Activity:
Set out each line from the following listing that includes the word "July".

[The data — start]

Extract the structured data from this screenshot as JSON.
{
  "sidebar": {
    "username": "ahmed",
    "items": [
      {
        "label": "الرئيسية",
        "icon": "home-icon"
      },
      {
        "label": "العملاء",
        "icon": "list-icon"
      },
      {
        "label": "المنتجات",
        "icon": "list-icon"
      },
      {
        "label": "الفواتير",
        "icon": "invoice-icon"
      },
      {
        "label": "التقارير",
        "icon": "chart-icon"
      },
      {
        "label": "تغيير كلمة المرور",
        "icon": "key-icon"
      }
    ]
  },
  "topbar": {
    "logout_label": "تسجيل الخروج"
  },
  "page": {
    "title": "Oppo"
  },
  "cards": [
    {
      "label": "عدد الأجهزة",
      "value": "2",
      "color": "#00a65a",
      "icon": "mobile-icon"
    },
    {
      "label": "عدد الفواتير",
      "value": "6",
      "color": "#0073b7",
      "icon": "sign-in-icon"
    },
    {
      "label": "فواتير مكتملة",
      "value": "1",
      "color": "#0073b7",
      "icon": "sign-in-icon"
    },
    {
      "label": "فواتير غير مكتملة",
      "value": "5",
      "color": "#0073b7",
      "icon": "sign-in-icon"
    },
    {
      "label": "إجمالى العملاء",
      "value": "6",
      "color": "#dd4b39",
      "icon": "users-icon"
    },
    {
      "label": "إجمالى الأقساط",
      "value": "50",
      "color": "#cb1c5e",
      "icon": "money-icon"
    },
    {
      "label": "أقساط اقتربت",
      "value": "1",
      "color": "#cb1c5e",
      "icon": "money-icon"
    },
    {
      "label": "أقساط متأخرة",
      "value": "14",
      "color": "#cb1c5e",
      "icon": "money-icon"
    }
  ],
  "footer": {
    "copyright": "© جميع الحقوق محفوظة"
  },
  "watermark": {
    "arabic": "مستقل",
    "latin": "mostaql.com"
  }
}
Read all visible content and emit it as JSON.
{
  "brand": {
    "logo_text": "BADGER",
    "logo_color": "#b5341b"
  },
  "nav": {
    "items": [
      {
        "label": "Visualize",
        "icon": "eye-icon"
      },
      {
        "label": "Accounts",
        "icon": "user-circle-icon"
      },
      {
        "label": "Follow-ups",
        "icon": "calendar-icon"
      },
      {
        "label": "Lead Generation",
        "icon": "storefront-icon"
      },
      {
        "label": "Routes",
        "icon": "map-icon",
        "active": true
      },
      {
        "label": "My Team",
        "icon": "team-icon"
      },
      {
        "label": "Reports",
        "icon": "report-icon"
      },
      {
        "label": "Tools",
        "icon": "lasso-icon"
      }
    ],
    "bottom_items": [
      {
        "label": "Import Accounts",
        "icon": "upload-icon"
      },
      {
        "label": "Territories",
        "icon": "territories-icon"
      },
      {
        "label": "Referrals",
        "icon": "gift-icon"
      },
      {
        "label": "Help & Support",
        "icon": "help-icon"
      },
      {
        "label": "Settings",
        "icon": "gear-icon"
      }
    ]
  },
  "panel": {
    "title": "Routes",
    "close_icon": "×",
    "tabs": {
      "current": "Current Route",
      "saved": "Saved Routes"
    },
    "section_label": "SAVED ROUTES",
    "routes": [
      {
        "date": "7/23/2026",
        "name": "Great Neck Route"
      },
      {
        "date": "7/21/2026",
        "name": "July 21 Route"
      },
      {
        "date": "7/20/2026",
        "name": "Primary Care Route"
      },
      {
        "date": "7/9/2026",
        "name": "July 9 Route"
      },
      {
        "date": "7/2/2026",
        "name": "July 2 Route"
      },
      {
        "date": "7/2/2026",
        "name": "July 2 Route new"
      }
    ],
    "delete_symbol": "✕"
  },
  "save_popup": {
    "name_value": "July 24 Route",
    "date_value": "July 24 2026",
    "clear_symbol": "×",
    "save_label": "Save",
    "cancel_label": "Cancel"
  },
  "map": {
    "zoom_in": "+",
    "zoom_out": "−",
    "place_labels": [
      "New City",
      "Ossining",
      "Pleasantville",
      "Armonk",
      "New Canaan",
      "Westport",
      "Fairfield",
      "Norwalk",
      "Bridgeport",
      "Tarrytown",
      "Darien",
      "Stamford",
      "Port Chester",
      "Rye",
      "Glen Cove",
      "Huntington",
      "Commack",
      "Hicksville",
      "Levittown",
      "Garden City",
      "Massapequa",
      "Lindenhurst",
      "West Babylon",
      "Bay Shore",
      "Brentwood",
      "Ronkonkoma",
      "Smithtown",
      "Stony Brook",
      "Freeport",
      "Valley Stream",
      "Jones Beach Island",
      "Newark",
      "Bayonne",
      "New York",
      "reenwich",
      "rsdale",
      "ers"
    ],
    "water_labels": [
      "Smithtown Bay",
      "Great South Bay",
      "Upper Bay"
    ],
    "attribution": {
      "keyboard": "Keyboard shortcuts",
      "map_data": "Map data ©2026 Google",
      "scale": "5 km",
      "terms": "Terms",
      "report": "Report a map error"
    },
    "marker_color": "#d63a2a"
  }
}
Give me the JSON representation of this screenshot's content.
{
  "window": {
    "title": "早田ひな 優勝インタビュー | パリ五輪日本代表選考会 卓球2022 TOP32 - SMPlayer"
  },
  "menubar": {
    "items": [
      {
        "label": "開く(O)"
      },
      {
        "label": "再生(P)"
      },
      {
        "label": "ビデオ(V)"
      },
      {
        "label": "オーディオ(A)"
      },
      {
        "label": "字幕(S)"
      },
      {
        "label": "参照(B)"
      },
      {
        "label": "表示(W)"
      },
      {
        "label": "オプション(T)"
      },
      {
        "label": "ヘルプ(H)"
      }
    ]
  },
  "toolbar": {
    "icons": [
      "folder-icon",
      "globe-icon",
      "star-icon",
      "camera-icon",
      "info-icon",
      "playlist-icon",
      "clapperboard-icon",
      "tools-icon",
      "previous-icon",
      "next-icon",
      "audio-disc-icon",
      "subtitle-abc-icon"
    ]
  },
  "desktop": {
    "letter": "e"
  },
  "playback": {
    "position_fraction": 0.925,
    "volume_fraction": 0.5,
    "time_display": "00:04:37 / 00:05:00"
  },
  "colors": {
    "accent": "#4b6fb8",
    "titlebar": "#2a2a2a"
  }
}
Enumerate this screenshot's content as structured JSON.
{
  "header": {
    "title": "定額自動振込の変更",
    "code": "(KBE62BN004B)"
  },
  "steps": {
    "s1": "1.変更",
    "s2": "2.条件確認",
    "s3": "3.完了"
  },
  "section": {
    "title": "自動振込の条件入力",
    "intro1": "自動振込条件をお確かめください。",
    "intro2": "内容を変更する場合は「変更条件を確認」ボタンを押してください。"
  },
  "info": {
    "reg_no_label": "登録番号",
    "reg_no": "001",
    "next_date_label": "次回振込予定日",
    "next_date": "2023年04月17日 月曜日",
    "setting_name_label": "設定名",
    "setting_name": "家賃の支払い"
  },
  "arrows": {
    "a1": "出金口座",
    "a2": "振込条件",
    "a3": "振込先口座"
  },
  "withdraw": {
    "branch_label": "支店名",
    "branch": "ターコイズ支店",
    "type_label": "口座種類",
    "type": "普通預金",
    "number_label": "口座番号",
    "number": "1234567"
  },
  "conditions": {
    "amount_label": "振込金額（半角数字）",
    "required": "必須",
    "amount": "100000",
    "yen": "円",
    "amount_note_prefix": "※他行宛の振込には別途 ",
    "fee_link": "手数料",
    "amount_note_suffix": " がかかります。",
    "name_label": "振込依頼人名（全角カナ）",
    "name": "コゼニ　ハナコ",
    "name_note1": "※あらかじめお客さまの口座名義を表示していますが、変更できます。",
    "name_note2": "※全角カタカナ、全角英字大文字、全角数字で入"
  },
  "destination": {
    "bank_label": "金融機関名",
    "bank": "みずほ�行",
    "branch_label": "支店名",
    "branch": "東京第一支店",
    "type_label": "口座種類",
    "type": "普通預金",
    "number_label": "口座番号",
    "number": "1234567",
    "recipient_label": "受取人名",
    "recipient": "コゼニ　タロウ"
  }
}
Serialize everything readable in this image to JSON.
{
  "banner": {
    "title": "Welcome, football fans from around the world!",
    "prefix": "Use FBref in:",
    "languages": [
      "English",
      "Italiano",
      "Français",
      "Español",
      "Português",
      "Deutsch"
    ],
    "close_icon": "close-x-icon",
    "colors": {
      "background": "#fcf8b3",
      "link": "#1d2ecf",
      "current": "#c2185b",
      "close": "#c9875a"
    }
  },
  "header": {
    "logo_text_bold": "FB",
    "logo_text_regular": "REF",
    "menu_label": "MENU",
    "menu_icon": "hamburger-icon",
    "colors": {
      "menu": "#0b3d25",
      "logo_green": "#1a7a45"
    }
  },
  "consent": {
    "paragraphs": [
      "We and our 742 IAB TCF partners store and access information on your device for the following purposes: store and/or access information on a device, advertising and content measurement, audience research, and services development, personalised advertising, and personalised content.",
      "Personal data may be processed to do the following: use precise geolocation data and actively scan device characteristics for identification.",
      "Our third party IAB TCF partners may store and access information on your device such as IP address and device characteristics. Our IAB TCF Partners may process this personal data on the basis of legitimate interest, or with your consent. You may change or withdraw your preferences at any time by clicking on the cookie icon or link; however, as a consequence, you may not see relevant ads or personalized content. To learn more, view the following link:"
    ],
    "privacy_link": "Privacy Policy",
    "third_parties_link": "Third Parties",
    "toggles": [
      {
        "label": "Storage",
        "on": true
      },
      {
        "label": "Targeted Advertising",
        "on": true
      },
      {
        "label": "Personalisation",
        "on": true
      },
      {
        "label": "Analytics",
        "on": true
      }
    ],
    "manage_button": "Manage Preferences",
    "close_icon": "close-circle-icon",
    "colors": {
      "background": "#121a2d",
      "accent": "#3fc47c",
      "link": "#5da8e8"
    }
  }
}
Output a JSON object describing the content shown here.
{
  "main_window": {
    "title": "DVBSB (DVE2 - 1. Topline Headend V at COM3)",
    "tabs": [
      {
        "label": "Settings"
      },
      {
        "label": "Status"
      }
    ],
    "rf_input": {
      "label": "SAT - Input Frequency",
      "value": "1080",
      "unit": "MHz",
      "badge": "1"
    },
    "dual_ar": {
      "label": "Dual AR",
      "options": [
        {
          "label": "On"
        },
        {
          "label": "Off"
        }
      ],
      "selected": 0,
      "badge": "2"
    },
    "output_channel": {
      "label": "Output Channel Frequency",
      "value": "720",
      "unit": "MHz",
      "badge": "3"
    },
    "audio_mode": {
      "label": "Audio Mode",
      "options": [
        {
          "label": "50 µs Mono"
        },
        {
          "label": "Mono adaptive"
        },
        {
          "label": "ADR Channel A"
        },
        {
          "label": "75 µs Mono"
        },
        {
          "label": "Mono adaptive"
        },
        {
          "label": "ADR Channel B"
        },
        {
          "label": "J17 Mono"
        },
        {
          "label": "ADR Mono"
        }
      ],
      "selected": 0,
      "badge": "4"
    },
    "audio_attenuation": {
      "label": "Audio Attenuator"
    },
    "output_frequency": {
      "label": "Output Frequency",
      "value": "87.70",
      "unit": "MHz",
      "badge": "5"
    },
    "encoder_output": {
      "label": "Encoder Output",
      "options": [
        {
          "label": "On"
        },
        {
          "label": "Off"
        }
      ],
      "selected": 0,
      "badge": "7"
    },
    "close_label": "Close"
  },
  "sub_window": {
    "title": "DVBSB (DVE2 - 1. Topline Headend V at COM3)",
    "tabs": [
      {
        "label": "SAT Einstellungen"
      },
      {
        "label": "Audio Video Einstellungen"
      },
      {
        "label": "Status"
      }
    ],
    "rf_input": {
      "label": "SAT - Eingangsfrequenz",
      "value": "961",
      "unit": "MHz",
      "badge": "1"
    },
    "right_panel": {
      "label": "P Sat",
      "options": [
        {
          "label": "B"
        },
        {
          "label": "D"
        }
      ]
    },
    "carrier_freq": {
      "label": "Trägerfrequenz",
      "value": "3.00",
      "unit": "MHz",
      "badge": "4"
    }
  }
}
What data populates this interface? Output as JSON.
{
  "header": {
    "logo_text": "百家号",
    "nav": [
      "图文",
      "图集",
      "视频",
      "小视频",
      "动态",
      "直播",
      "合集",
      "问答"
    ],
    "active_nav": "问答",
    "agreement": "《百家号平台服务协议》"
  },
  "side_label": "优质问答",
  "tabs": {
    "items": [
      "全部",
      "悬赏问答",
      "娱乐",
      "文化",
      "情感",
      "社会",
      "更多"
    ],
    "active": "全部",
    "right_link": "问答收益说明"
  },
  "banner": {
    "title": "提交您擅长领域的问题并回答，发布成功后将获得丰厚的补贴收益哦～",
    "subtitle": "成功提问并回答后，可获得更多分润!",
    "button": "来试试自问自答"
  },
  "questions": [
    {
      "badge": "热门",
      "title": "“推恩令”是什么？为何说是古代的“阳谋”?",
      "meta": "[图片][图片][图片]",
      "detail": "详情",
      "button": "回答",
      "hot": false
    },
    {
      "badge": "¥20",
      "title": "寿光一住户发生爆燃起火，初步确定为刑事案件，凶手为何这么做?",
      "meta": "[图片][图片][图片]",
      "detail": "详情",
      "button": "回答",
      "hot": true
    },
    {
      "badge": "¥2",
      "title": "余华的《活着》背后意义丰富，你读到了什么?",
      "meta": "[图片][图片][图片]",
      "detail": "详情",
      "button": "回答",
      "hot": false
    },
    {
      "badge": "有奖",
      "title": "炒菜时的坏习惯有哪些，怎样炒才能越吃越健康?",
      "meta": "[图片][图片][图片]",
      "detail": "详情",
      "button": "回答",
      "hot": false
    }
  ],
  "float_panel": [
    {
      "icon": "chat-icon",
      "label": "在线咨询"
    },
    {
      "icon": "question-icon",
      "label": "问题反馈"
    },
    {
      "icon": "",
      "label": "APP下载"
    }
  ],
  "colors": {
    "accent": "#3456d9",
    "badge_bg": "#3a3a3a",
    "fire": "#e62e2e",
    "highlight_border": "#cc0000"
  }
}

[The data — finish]

Task response:
        "name": "July 21 Route"
        "name": "July 9 Route"
        "name": "July 2 Route"
        "name": "July 2 Route new"
    "name_value": "July 24 Route",
    "date_value": "July 24 2026",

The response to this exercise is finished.